faculty members, five Class of 2019 osteopathic medical students planned the five-day
camps, including Yasmeen Shariff, the camp director, Morgan Myers and Chelsea White,
who headed up Camp Cardiac, and Hannah Shin and Nicole McManus who led Camp Neuro.
A large group of medical students volunteered to help, while the DO Council funded
Founded in 2010 as a not-for-profit venture by cardiac surgeon Richard Lee, MD, MBA,
and several medical students, Camp Cardiac and Camp Neuro are offered to high school
students across the country who are interested in exploring careers in medicine. GA-PCOM
is the only site for the camps in Georgia.
Having led a Health Career Academy at Central Gwinnett High School in Lawrenceville
this past year, GA-PCOM medical students through about a dozen college clubs, raised
money to pay half the tuition of two Central Gwinnett High Schoolers to attend the
camps. Doctor Development, the nonprofit organization that runs the camps nationally,
also met half the cost of the students' tuitions, Shariff explained.
“I am happy to say both students were in attendance and they appeared to be having
a great time,” she added.
From Monday, June 6, to Friday, June 10, campers received an introduction to the clinical
setting and learned about such topics as anatomy and physiology of the heart or brain,
the pathology of a heart attack, suturing, CPR, physical therapy, the nervous system
and neuron physiology, the stages of a stroke, taking vitals and recording medical
history, as well living a healthy lifestyle, both mentally and physically. They also
explored a variety of careers in healthcare. Overall, the camps did what they were
designed to do—interest high school students in future medical careers while giving
medical students the opportunity to share their knowledge about the human body.
About PCOM Georgia
Established in 2005, PCOM Georgia is a private, not-for-profit, accredited institute of higher education dedicated
to the healthcare professions. The Suwanee, Georgia, campus is affiliated with Philadelphia
College of Osteopathic Medicine, a premier osteopathic medical school with a storied
history. PCOM Georgia offers doctoral degrees in osteopathic medicine, pharmacy, and
physical therapy and graduate degrees in biomedical sciences, medical laboratory science,
and physician assistant studies. Emphasizing "a whole person approach to care," PCOM
Georgia focuses on educational excellence, interprofessional education and service
to the wider community. For more information, visit pcom.edu/georgia or call 678-225-7500. The campus is also home to the Georgia Osteopathic Care Center,
an osteopathic manipulative medicine clinic, which is open to the public by appointment.

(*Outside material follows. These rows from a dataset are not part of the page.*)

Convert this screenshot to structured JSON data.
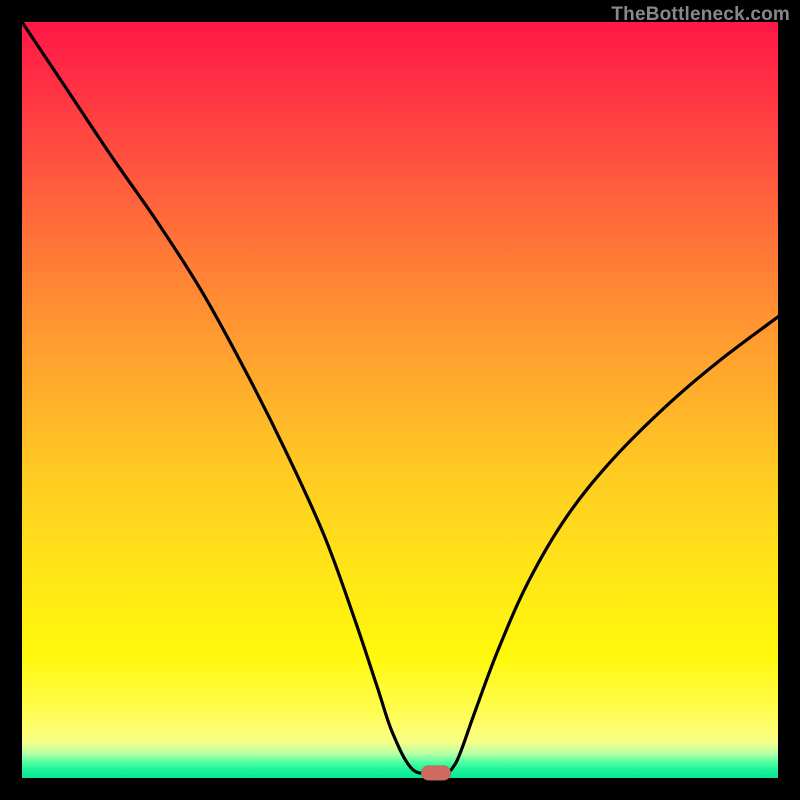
{
  "watermark": "TheBottleneck.com",
  "chart_data": {
    "type": "line",
    "title": "",
    "xlabel": "",
    "ylabel": "",
    "xlim": [
      0,
      100
    ],
    "ylim": [
      0,
      100
    ],
    "grid": false,
    "legend": false,
    "series": [
      {
        "name": "curve",
        "x": [
          0,
          6,
          12,
          18,
          24,
          30,
          35,
          40,
          44,
          47,
          49,
          51.5,
          54,
          56,
          57,
          58,
          60,
          63,
          67,
          72,
          78,
          85,
          92,
          100
        ],
        "values": [
          100,
          91,
          82,
          73.4,
          64,
          53,
          43,
          32,
          21,
          12,
          6,
          1.3,
          0.6,
          0.6,
          1.4,
          3.4,
          9,
          17,
          26,
          34.5,
          42,
          49,
          55,
          61
        ]
      }
    ],
    "marker": {
      "x": 54.8,
      "y": 0.6
    },
    "colors": {
      "gradient_top": "#ff1746",
      "gradient_mid": "#ffe418",
      "gradient_bottom": "#0be695",
      "curve": "#000000",
      "marker": "#cf6a62",
      "frame": "#000000"
    }
  }
}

For more information, visit pcomgeorgiahealth.org.
For more information, contact: Barbara Myers Senior Public Relations Manager Email: BarbaraMy@pcom.edu Office: 678-225-7532 | Cell: